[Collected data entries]
########################################
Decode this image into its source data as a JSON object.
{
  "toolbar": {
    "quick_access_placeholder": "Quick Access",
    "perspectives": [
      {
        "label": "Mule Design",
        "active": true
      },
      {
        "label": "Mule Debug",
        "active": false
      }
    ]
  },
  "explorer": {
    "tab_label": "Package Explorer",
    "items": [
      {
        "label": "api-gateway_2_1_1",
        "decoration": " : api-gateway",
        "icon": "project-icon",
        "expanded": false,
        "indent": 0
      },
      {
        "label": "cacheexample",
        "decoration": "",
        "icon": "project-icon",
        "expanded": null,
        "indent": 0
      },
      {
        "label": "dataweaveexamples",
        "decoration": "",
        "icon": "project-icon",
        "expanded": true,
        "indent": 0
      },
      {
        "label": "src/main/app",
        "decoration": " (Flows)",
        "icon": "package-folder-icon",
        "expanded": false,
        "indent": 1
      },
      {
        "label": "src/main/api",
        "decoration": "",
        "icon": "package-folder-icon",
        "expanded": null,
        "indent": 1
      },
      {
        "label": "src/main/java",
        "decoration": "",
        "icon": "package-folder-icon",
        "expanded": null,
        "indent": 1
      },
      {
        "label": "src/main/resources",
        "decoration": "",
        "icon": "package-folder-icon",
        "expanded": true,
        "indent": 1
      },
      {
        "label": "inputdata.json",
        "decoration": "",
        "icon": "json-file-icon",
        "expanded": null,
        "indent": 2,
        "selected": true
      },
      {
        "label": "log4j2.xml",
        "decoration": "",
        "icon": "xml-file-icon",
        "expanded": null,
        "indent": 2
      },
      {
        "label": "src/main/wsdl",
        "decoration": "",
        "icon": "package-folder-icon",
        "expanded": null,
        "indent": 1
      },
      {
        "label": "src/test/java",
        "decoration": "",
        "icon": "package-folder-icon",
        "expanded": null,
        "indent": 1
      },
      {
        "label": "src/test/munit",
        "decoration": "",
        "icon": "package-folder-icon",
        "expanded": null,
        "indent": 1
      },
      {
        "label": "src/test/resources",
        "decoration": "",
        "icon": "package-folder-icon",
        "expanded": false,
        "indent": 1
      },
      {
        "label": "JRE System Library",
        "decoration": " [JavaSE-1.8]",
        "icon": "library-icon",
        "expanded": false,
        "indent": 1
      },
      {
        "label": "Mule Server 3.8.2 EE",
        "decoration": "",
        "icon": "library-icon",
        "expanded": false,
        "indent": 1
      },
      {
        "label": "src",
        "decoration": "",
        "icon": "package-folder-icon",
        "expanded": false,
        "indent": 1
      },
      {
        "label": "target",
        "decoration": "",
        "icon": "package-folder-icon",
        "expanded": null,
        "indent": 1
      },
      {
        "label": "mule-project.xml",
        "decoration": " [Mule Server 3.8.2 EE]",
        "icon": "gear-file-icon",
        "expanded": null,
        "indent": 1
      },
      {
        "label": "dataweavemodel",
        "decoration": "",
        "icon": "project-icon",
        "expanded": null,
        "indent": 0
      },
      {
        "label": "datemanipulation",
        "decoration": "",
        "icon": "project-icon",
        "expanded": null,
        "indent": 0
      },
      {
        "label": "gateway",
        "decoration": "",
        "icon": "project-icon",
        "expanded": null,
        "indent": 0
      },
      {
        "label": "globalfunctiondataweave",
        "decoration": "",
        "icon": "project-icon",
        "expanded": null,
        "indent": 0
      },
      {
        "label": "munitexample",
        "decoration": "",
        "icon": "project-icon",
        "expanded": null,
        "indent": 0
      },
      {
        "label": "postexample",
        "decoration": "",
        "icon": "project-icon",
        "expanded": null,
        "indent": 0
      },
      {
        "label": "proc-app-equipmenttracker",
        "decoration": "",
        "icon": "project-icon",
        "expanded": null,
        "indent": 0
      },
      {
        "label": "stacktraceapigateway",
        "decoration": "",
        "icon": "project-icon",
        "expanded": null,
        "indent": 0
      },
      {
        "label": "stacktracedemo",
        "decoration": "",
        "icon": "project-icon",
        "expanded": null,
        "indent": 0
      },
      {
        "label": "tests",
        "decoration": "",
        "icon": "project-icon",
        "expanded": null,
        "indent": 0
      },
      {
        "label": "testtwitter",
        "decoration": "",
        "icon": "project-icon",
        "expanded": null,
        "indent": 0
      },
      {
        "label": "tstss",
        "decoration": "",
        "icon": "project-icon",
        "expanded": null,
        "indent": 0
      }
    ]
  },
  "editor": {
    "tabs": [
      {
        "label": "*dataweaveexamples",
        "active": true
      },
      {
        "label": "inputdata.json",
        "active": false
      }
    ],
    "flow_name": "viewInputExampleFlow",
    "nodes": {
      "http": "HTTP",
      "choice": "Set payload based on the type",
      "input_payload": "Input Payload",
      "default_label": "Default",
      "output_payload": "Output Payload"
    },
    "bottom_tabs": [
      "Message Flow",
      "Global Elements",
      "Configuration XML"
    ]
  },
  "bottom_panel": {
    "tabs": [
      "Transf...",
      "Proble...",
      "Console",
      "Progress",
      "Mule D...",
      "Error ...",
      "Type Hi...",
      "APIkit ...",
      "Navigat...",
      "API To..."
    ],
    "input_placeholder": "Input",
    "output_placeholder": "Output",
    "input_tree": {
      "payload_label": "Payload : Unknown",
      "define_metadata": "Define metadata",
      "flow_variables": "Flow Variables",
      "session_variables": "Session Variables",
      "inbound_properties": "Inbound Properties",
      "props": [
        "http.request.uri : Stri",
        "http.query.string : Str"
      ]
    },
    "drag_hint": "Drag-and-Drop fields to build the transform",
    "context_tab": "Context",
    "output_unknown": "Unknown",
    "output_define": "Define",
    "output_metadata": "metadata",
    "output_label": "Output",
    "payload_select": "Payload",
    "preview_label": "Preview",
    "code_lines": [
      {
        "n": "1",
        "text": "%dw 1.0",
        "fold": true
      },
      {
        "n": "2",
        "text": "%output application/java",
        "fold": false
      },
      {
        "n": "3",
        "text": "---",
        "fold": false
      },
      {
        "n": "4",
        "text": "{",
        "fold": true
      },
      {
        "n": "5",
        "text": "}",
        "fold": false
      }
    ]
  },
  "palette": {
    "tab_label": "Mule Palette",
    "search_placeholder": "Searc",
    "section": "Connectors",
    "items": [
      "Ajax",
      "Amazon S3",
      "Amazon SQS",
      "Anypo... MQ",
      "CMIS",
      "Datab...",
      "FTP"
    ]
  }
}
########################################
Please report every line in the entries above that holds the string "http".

- [Written response]
      "http": "HTTP",
        "http.request.uri : Stri",
        "http.query.string : Str"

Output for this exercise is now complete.